I needed to adjust the schematics to make them align with the object’s UV unwrapping. To do so, I exported the UV layout from Blender (UV > Export UV Layout) and opened it in an image editor, and then used the UV layout as a guide to properly position the front and bottom textures for the copper, solder screen, and silkscreen. I used the size and shape to help identify each part, and if I was unsure about orientation I could just write anything in that place and import the texture into Blender to check if it’s correct.
The resulting textures look something like this, copper on the left, solder screen in the middle, and silkscreen print on the right.
Next I used my custom PCB shader and applied it to the board, then imported the 3 textures I created and connected them as follows. I created simple materials for the other parts as well.

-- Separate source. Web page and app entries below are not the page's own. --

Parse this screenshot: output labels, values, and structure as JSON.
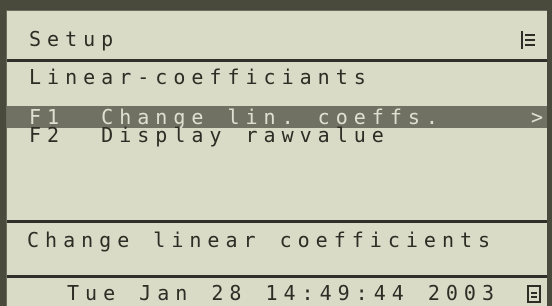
{
  "header": {
    "title": "Setup",
    "menu_icon": "menu-list-icon"
  },
  "section": {
    "title": "Linear-coefficiants"
  },
  "menu": {
    "items": [
      {
        "label": "F1  Change lin. coeffs.",
        "selected": true,
        "arrow": ">"
      },
      {
        "label": "F2  Display rawvalue",
        "selected": false,
        "arrow": ""
      }
    ]
  },
  "status": {
    "text": "Change linear coefficients"
  },
  "footer": {
    "datetime": "Tue Jan 28 14:49:44 2003",
    "icon": "status-box-icon"
  },
  "colors": {
    "lcd_background": "#dadbc6",
    "lcd_text": "#2c2d24",
    "selection": "#707163"
  }
}
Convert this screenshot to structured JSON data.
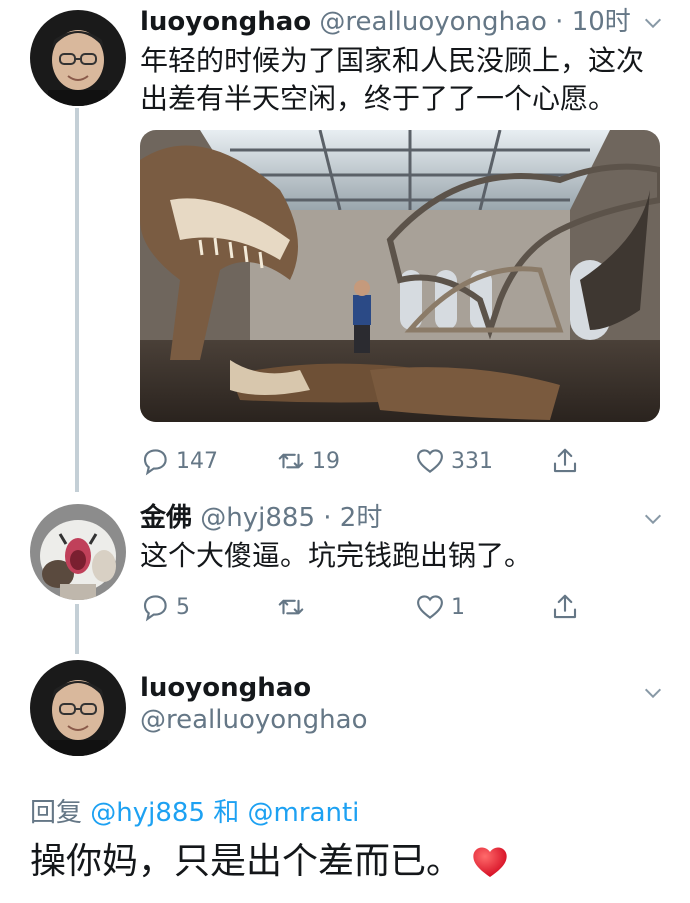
{
  "tweet1": {
    "name": "luoyonghao",
    "handle": "@realluoyonghao",
    "separator": "·",
    "time": "10时",
    "text_line1": "年轻的时候为了国家和人民没顾上，这次",
    "text_line2": "出差有半天空闲，终于了了一个心愿。",
    "reply_count": "147",
    "retweet_count": "19",
    "like_count": "331"
  },
  "tweet2": {
    "name": "金佛",
    "handle": "@hyj885",
    "separator": "·",
    "time": "2时",
    "text": "这个大傻逼。坑完钱跑出锅了。",
    "reply_count": "5",
    "like_count": "1"
  },
  "tweet3": {
    "name": "luoyonghao",
    "handle": "@realluoyonghao",
    "reply_label": "回复",
    "mention1": "@hyj885",
    "and_label": "和",
    "mention2": "@mranti",
    "text": "操你妈，只是出个差而已。"
  },
  "colors": {
    "secondary": "#657786",
    "link": "#1da1f2",
    "heart": "#e0245e",
    "thread_line": "#c4cfd6"
  }
}
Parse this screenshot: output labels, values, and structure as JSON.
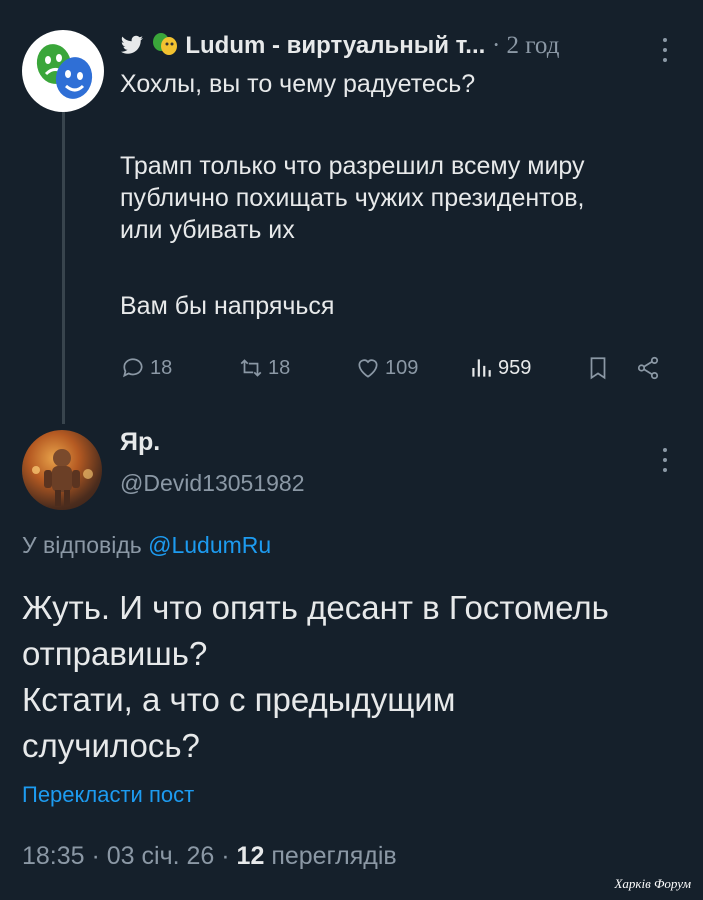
{
  "tweet1": {
    "display_name": "Ludum - виртуальный т...",
    "time": "2 год",
    "lines": [
      "Хохлы, вы то чему радуетесь?",
      "",
      "Трамп только что разрешил всему миру",
      "публично похищать чужих президентов,",
      "или убивать их",
      "",
      "Вам бы напрячься"
    ],
    "stats": {
      "replies": "18",
      "reposts": "18",
      "likes": "109",
      "views": "959"
    }
  },
  "tweet2": {
    "display_name": "Яр.",
    "handle": "@Devid13051982",
    "reply_prefix": "У відповідь",
    "reply_handle": "@LudumRu",
    "lines": [
      "Жуть. И что опять десант в Гостомель",
      "отправишь?",
      "Кстати, а что с предыдущим",
      "случилось?"
    ],
    "translate": "Перекласти пост",
    "meta_prefix": "18:35 · 03 січ. 26 ·",
    "views_count": "12",
    "views_label": "переглядів"
  },
  "watermark": "Харків Форум",
  "colors": {
    "background": "#15202b",
    "text": "#e7e9ea",
    "muted": "#8b98a5",
    "accent": "#1d9bf0"
  },
  "icons": [
    "twitter-bird-icon",
    "theatre-masks-icon",
    "reply-icon",
    "repost-icon",
    "like-icon",
    "views-icon",
    "bookmark-icon",
    "share-icon",
    "more-icon"
  ]
}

For the writing on the integrated circuits and resistors, I created a separate texture and used the UV layout image as a guide again to add the text and numbers, and used the texture as a factor to a Mix RGB node with the colors I wanted to assign.
That’s it, the model is textured correctly. All I had to do before exporting it to Sketchfab or other software was to bake the standard PBR textures. There are many ways to do it, but I prefer using an add-on called Principled Baker (tutorial).
For optimal results, I baked the Base Color/Albedo, Metallic, Specular, Roughness, and Normal textures. The Specular map is optional but it helps add a little bit of realism.
The Sketchfab setup is straightforward: I put the files in a ZIP file, uploaded it to Sketchfab, and wrote a description. I used the 3D Settings to make sure the textures were in their correct slots. I used Baked AO for ground shadows, to give it some more realism, as well as the following lighting and post-processing settings:
The final result can be seen below.
Bonus: Realistic rendering
I wanted to present my model in a realistic setup using Blender and Cycles. It is important to be aware of the scale of a model and set up a scene accordingly. A small object is often viewed from the top side, with a very shallow depth of field, and often with small imperfections and distortions to the lens (chromatic aberration to the sides, vignetting, film grain, barrel distortion). It’s also generally a good idea to decrease the field of view to make it look like the camera zooms in, instead of only being moved closer to the object. Here are the camera settings I used:
Next, it’s important to make a good lighting setup in order to present it well. I used Photo Studio 1 as an environment light, and added a simple point light and positioned it on the opposite side of the camera to add some reflections on the board.
And then applied the following material to the ground plane to make it look like it has dust specks.
Then I rendered the image. Any tool can be used for post-processing. You can use the Blender compositor, Photoshop, GIMP, Affinity Photo…etc. I use a Blender add-on I created myself, called Uber Compositor. I personally prefer darker and “moody” colors, so I made it that way.
Thank you for reading, I hope you found this interesting and helpful.